and cook over medium-low heat, flipping squash in the pan every 3 or 4
minutes until it's tender and golden, about 20 minutes. Add the water
and continue cooking until none remains. Season with salt and pepper and
shower the herbs over all. Slide onto a platter and serve.
Onion Walnut Scones
(see note below about recipe credit!)
makes 8 scones
2 C whole wheat flour (or white, or 1 C ea.) [see caution under 'note'
below, about all whole wheat]
2 tsp. baking powder
1/2 tsp. salt
6 tbsp. cold butter
1 onion, finely minced
1/2 C chopped walnuts
zest of half a lemon
3/4 C buttermilk
2 tbsp. honey
Preheat oven to 425 degrees F. Mix all of the dry ingredients together
in a bowl.

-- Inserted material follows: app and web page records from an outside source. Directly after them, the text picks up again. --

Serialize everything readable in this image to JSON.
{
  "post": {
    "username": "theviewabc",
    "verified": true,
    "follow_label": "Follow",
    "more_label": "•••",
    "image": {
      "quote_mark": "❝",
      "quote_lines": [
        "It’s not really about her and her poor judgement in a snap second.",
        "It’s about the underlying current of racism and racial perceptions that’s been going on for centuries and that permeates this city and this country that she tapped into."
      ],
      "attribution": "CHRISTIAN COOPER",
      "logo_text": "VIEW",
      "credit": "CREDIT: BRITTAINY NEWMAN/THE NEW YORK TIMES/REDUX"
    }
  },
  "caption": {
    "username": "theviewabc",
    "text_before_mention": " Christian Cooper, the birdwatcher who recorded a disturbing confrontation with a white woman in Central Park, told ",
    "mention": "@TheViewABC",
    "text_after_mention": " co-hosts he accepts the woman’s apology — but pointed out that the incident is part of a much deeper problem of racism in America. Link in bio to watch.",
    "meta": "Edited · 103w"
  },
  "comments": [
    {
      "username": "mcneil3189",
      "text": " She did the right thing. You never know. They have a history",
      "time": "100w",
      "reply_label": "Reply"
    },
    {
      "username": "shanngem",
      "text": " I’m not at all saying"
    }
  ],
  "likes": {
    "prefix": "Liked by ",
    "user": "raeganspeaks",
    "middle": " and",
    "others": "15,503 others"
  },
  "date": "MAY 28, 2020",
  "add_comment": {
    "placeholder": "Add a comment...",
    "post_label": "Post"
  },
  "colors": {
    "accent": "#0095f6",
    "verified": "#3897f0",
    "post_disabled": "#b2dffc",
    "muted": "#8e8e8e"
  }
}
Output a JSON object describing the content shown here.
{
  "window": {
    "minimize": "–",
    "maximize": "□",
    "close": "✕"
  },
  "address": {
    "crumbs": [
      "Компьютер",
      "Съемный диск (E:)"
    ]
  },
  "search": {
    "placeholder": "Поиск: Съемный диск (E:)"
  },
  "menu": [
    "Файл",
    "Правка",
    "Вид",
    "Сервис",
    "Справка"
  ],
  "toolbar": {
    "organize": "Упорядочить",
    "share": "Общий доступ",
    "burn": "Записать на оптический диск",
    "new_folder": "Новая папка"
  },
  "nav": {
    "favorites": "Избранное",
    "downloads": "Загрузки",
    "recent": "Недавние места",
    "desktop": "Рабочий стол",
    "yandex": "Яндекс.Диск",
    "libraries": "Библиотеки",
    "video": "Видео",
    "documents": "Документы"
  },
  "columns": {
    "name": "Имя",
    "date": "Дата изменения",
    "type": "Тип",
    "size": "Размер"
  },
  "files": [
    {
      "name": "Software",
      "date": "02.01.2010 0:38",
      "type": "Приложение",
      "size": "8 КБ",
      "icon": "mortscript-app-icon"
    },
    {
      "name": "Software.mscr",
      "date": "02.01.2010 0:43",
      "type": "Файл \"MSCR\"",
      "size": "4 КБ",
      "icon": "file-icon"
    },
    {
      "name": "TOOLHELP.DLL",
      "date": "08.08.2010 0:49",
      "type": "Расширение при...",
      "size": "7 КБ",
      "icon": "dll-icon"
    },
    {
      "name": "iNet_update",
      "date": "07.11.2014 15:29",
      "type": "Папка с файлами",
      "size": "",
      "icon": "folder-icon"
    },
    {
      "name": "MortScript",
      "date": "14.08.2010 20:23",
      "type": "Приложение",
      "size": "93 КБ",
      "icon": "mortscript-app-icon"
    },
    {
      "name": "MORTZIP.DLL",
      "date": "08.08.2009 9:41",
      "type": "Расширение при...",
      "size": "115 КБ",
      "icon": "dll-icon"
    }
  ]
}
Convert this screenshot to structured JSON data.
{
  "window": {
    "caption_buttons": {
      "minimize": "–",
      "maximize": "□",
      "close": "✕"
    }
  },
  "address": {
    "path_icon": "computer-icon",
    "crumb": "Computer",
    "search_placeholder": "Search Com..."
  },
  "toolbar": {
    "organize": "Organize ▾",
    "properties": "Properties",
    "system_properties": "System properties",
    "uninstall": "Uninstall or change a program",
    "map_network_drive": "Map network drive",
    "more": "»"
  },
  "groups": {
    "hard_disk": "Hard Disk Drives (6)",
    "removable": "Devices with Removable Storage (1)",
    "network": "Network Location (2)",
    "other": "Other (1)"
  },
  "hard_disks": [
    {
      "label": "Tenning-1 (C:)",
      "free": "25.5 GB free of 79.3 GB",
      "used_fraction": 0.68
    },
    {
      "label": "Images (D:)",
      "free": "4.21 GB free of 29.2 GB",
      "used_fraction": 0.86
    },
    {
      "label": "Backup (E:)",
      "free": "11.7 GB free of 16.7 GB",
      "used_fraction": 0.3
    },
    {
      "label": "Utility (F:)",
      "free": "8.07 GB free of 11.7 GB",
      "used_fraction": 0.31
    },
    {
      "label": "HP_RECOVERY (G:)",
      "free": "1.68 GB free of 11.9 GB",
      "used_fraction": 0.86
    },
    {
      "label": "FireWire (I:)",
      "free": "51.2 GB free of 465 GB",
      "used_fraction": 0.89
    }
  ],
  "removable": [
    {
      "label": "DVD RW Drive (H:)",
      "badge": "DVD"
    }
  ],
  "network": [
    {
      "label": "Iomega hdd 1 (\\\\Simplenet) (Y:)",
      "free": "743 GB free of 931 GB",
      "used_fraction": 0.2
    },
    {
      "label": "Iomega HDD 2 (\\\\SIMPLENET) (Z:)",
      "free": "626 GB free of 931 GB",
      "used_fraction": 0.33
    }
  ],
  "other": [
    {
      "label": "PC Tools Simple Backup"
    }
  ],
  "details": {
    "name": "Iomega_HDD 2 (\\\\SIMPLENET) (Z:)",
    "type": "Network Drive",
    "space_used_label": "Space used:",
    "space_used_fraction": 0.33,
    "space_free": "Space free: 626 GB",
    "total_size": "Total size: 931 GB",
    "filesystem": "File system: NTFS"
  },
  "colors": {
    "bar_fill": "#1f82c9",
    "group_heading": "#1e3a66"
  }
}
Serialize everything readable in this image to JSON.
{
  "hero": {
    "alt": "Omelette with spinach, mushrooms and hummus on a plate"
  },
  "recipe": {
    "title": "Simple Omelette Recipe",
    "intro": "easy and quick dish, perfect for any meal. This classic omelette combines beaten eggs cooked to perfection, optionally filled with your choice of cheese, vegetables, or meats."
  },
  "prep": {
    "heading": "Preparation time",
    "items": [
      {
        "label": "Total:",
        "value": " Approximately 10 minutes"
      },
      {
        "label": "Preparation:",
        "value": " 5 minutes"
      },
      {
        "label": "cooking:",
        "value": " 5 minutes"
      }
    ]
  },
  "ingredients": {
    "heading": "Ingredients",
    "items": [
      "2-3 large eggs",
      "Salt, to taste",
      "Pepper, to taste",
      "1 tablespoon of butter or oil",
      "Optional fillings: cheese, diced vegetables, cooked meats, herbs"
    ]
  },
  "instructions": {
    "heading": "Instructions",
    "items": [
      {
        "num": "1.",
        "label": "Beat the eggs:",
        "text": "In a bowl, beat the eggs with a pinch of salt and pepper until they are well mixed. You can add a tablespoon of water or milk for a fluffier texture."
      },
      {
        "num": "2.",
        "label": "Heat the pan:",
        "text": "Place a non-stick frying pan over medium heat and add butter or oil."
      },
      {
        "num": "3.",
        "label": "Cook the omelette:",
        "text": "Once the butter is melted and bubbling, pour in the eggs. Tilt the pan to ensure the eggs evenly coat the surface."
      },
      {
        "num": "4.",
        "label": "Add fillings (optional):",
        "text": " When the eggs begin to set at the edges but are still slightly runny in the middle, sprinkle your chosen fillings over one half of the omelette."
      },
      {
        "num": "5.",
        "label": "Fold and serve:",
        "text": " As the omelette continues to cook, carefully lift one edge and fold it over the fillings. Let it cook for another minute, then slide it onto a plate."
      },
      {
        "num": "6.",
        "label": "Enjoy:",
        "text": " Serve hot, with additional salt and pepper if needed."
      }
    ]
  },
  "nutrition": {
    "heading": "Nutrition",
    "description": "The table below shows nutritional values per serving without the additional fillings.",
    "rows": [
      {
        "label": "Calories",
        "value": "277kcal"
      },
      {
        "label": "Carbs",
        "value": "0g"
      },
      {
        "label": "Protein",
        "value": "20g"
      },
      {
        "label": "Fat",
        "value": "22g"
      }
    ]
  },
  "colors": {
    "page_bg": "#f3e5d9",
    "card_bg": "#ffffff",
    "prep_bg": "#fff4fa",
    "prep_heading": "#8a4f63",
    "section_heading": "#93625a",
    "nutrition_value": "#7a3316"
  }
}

Cut the butter into small pieces then cut it into the dry ingredients
with a pastry blender until it resembles coarse cornmeal. Mix onions,
walnuts and lemon zest into flour. Dissolve the honey in the buttermilk,
then stir into flour mixture until just barely combined. Turn the dough
onto a floured board and knead 5-7 times, then shape into a round about
1" high. Use a fork to pierce the top surface until it is nicely
pebbled. Dust surface lightly with flour, then cut into 8 wedges. Place
wedges 1" apart on an ungreased baking sheet and bake for 15 minutes,
until lightly browned. Serve warm and pass the butter!
Recipe credit note: Well I was going to include the name
of the cookbook and author for this recipe, but when I was proofing it,
for a moment I thought I'd left out a key ingredient (the butter) when
typing up the paper version. I went back to the source recipe... and it
was missing there too! That gave me the heads up to look for other inconsistencies
(I'm guessing the original recipe was not tested!) and I found
that salt, too, was missing! So I went over the entire recipe and compared
it to another scone recipe I'd made successfully several times, and then
significantly re-wrote this one with better instructions... as well as
the missing ingredients. So the cookbook gets no credit ;-}
Caution: the original recipe called for all whole wheat flour.
I am somewhat skeptical of this; I expect it would make for pretty dense
scones. I would be more comfortable with some mix of wheat and white flours.
Or, use a finer grind of wheat flour (I recently got some whole wheat
pastry flour, which is ground much more finely than typical stone ground
wheat). If I make this recipe (I haven't yet), I will update this web
version of the recipe with anything useful I learned, or at least verify
that the recipe is sound (I'm fairly confident of the revise though).
On the other hand, if you make this, I'd love to hear from you as to how
it went! thanks - Debbie (You can click
here to email me.)
for a link to a comprehensive listing of recipes from Live Earth Farm's
newsletters going back as far as our 1998 season! You can search for recipes
by key ingredient. Recipe site is updated weekly during the season.